Instructions for the task:
What you return should be the lines of the data containing "content", each in full.
[Data supplied]
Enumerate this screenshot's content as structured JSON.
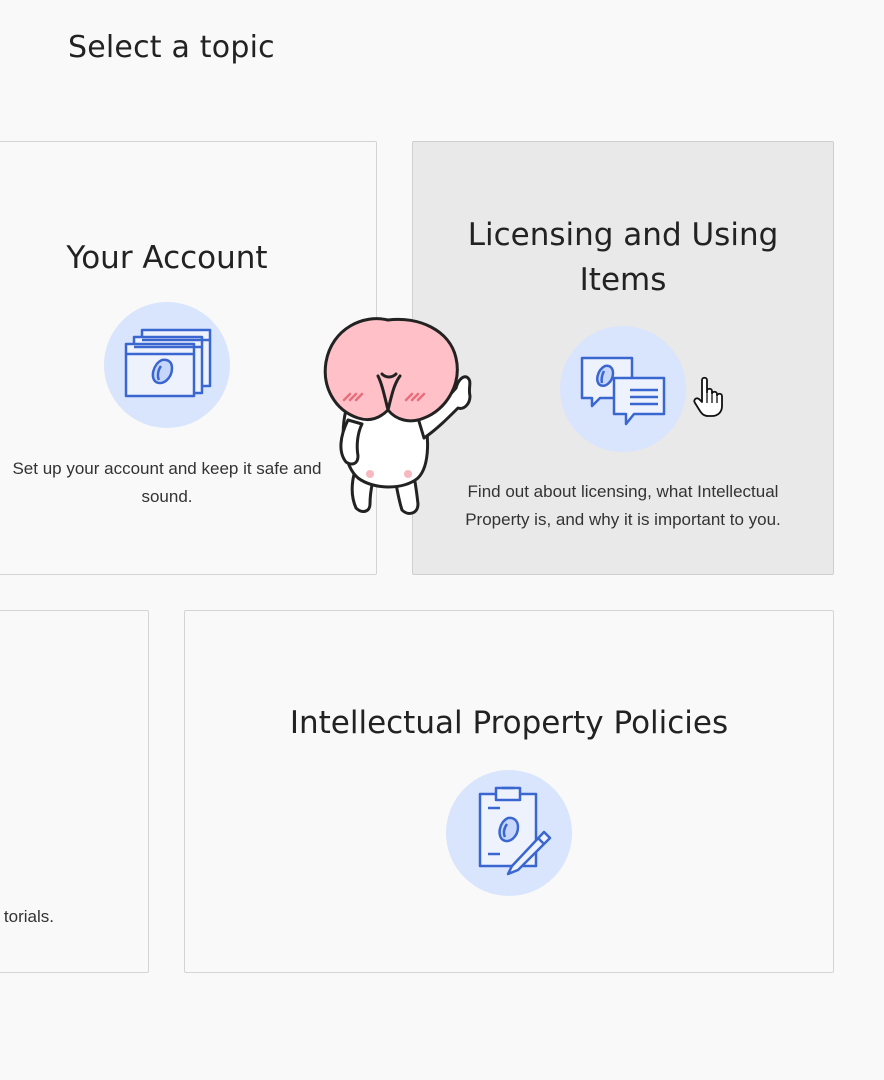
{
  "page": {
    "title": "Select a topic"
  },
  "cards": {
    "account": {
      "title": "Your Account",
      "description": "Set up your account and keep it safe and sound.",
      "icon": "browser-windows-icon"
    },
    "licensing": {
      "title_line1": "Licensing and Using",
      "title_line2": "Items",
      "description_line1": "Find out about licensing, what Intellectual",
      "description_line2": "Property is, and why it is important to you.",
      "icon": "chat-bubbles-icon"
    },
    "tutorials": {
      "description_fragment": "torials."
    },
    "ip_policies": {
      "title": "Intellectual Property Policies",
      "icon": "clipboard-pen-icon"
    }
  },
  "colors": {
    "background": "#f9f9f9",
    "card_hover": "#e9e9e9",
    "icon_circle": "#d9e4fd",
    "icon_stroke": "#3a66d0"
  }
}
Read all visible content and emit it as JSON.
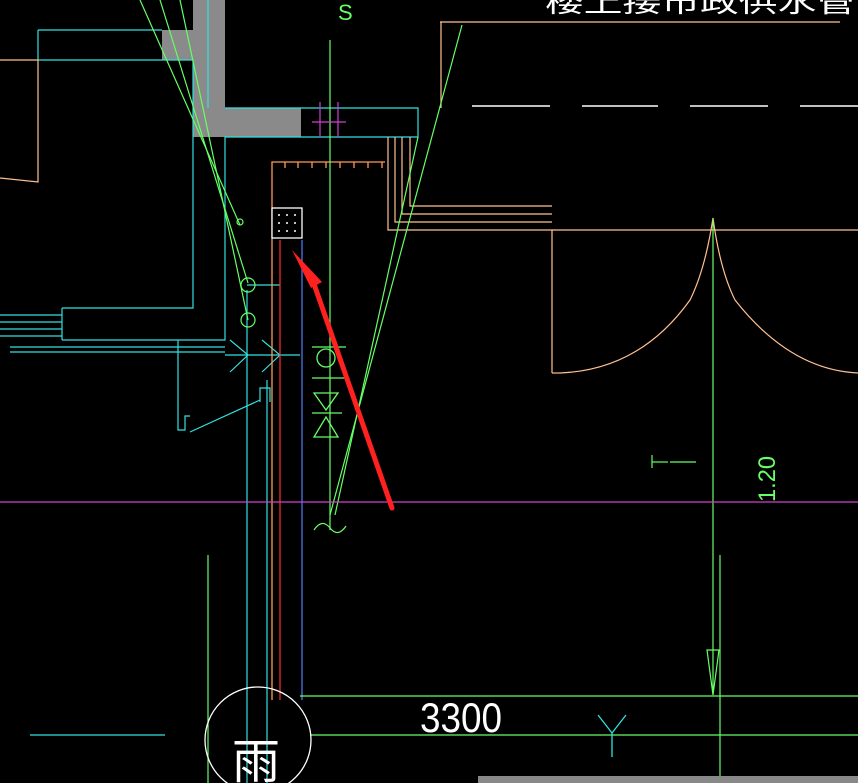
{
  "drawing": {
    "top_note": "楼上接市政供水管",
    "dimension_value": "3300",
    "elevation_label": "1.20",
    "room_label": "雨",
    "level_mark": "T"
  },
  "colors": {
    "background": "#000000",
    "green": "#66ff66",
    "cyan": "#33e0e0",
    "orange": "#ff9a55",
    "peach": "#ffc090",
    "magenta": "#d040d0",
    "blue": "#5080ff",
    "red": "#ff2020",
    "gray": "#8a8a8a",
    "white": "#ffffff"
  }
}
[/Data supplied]
Completed task:
Enumerate this screenshot's content as structured JSON.
Read all visible content and emit it as JSON.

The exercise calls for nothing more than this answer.